Well, whatever Robert held in his hands gave out a powerful, radiant glow that cast a light over everything in front of the two travelers.
“Oh,” exclaimed Nila. “What in the world is that?” She peered into his cupped palm.
Holding his hand up like a lantern, Robert walked on. “I think you have one, also,” Robert recalled. “Didn’t someone give you something he called a stabilizing string?”
“No, never,” denied Nila vehemently. “That’s wonderful though. What is it, really?”
“I can’t actually be certain,” Robert said. “I think it’s a force from another dimension, possibly. Or not. But it’s scientific, anyway, and not magical.” He glanced at her out of the corner of his eye to see her reaction, which he then couldn’t read.
            In some way, Robert felt the piece of string was leading him, rather than that he was carrying the invisible, infinitesimal portion of the universe.

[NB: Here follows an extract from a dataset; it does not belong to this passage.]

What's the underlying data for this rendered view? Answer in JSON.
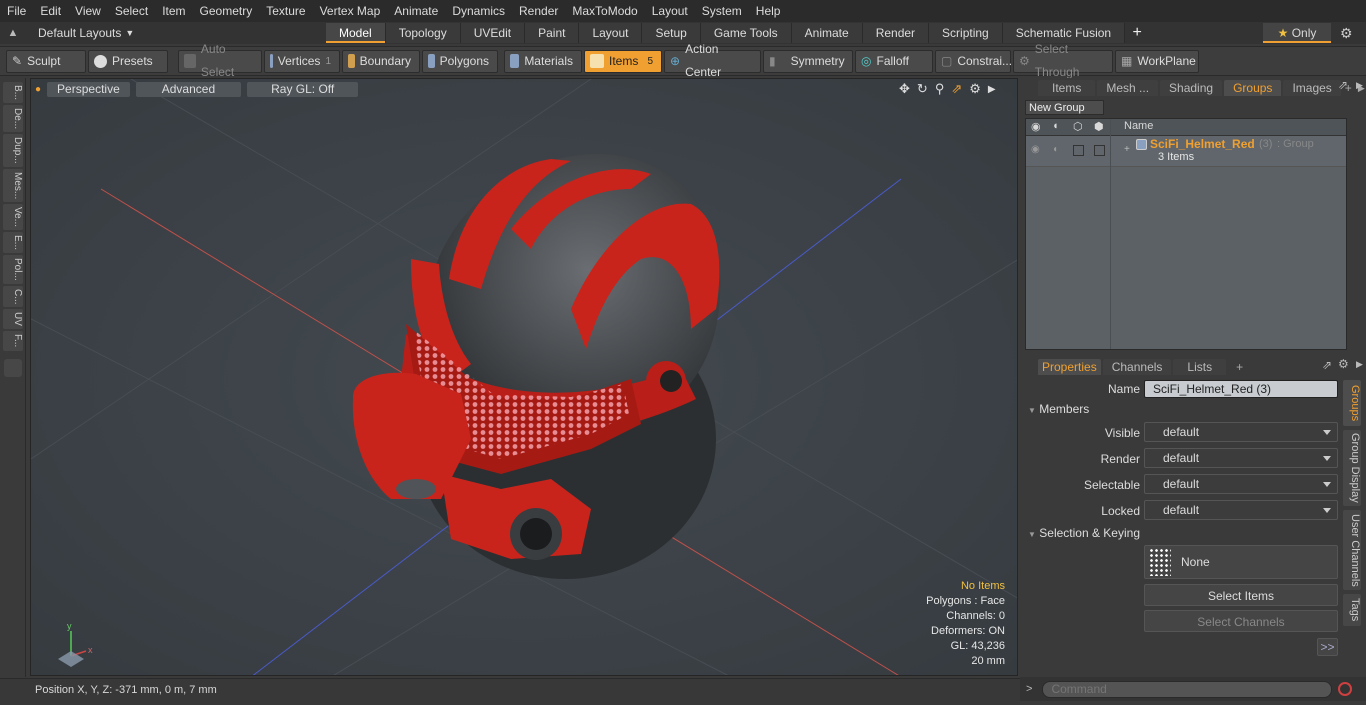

StringsRobert, an ordinary boy, finds himself in a newly chaotic world. Buildings move when and where they please, and time jumps around according to no known laws of physics. For Robert, getting to his regular school in the morning is next to impossible. As for getting home...

But then, Holden - a boy he and his friend, Nila, meet in a cave - offers them a string. No, not twine, but a string of the kind that forms the universe. Teeny and tiny, and invisible to the naked eye, this string will take Robert and Mila to their homes and way, way beyond...

Accompanied by a memorable cast of characters, Robert and his friends follow the string on a journey across time, space, and dimension to discover the answer to a mystery: Who has caused the world to fall apart?

 Goodreads | Amazon US | Amazon UK | Barnes & Noble

G. Miki Hayden - Author Pic
G. Miki Hayden, strongly believes in alternate universes and has written about them in her adult novels Pacific Empire (which won a New York Times rave) and New Pacific. “Nothing in time-space is fixed,” Miki says, a distant look in her eyes. Miki won an Edgar for an historical crime story and has a couple of writing books in print. At the moment, she generally lives with millions of other people in New York City in a three-dimensional, temporal world but is exploring other realms.